By Sabina Mollot
Even before Mayor de Blasio announced a plan that would more than double the amount of pre-K seats throughout the city, a local nonprofit nursery school was working on its own goal of doubling in size to meet the needs of a neighborhood teeming with families.
That school was Sara Curry Preschool at Little Missionary’s Day Nursery, which is already prepping its St. Marks building to add more classroom space. By September, the school will be ready to accommodate a total of 100 kids, its director, Stuyvesant Town resident Eileen Johnson said.
During a recent stroll through the building, which is over a century old, Johnson discussed how the place has changed over the years.
At one point it was the working and living quarters of its founder, Sara Curry, also known as the little missionary, who, like a more recent tenant in the building, a Hare Krishna group, would serve soup to hungry East Siders. The Hare Krishnas have been gone for years though and tenants who replaced them, members of a graphic arts team, have also moved.
The school is the landlord, and taking the space back for more classrooms has been a goal for a while, but, said Johnson, it wasn’t financially possible until now.
“We couldn’t have been able to run the school without the rental income,” she said.
Part of the reason, explained Johnson, is that tuition at the school has always been kept under market with the rest of the needed cash coming from fundraising.
So naturally, there’s also a fundraising effort going on now, with a total goal of $200,000. Some of that money — around $50,000 — has already been raised through a street fair, raffles and donors. An awards ceremony event will take place in May and there’s also currently an Indiegogo campaign to bring in an additional $20,000.
For this the school has gotten some support from actress and East Village resident Rachel Weisz, who narrated the Indiegogo video. Her son was a student until he aged out of the program. The campaign will continue through May 11 and as of T&V’s press time on Wednesday, has raised $7,651.
Once the money’s raised, there will be numerous improvements made to the building, which was opened as a school in 1896. One of the jobs is to put the offices on the fourth floor, since by law, buildings without elevators can’t have classroom space on the fourth floor. Staircase railings will have to be made more sturdy, a full fire alarm system will have to be installed, plumbing upgrades are needed and the classrooms will then need new paint and furniture. If possible, Johnson said she’d like to put a garden or some sort of recreational and learning space on the roof.
Additionally, along with making improvements to the building, some of the money raised will go towards tuition assistance. At Little Missionary’s, tuition costs $1,600 a month for the full five-day a week schedule. There are also after school and summer programs offered.
For the school, the move to double in size reflects how the surrounding neighborhood has changed. More families have moved in, but also, as the school noted in the Indiegogo campaign, more local tuition-based schools have been priced out. At one time, Sara Curry taught 200 students in the building, which has five floors, including the basement, which is also used for class and play space.

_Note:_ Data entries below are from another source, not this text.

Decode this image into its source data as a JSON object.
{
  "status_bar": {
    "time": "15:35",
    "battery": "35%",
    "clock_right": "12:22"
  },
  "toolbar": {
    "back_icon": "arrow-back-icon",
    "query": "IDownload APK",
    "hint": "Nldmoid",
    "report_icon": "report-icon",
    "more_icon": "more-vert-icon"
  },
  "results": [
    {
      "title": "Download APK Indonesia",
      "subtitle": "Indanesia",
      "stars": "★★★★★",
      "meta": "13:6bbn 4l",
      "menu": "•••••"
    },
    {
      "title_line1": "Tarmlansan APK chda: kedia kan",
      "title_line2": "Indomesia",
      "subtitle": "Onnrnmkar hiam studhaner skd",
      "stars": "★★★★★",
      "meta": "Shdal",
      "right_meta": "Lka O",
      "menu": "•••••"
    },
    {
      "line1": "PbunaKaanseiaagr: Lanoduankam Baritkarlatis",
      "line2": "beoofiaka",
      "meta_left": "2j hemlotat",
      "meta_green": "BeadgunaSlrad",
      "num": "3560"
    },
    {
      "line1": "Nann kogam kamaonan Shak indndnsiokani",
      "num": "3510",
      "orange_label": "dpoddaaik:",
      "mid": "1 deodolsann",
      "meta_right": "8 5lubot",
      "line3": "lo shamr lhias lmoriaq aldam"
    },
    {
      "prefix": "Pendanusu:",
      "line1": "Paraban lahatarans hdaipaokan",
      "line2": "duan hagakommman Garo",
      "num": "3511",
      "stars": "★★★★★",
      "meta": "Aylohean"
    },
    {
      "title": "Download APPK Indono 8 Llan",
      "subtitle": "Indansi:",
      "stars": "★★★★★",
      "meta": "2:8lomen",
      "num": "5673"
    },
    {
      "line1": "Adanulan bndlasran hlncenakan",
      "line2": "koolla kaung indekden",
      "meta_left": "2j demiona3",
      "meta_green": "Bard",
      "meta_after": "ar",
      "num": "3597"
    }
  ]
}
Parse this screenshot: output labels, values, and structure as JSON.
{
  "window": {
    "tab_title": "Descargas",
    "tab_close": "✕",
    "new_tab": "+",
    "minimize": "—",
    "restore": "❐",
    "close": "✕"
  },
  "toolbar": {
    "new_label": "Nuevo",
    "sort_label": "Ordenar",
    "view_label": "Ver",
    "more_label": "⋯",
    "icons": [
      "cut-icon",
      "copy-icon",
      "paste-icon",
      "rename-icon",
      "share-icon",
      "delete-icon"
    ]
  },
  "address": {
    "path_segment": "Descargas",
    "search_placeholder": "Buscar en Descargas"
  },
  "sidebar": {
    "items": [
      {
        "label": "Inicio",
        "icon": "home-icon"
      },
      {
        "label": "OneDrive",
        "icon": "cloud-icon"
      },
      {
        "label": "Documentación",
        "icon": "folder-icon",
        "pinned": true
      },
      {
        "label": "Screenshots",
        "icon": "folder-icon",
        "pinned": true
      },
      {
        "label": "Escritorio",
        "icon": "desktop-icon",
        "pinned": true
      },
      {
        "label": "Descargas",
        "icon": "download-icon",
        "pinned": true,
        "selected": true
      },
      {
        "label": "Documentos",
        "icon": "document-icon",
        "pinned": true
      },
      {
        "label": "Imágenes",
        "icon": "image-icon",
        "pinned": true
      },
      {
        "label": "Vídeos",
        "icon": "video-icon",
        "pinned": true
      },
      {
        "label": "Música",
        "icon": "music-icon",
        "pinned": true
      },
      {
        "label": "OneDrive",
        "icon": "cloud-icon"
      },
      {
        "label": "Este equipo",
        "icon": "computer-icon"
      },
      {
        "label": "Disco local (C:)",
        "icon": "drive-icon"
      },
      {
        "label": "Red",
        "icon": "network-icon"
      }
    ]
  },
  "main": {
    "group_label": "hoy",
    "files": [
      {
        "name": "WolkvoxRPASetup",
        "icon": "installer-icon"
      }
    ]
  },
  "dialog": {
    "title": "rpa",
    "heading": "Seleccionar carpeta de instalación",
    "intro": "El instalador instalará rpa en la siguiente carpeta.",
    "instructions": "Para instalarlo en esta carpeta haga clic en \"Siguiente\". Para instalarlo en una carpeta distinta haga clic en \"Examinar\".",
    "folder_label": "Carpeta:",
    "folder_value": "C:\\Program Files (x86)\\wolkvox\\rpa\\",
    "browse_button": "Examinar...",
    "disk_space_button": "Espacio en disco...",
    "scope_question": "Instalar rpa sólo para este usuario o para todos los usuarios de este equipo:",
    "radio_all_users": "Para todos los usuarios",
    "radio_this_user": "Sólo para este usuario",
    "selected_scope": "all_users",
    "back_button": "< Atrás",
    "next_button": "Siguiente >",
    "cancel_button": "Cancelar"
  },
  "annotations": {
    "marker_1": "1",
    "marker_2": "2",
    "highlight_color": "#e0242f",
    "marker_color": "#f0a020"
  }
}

After her death the school continued but by the 1990s, it fell into a state of disrepair and was in danger of closing. By 2001, the school had a mere eight students. But then the school underwent a restructuring and has seen its student body grow ever since.
Initially it was just children from the Lower East Side, and they still make up the majority of students, but in recent years, there’s also been an influx of children from Stuyvesant Town and the East Village.
Then last year, St. Marks Place between First Avenue and Avenue A, where the school building is located, was co-named Sara Curry Way. Meanwhile, the school itself has gone through a couple of name changes. Johnson, who came aboard as director in 2004, explained, “We started out as Little Missionary, but then people thought it was a religious school. So I said why don’t we call it Sara Curry Preschool at Little Missionary?” The name, however, hasn’t really stuck. “Honestly everyone just calls it Little Missionary or Little Mish,” said Johnson. “It’s defaulting back.”
As for the nursery school’s resurgence, Johnson credits it to the curriculum, which includes dance, music, including use of instruments, art and cooking. “It’s not just some place you can stick your kids so you can go to work,” she said. “It’s really high quality programming.”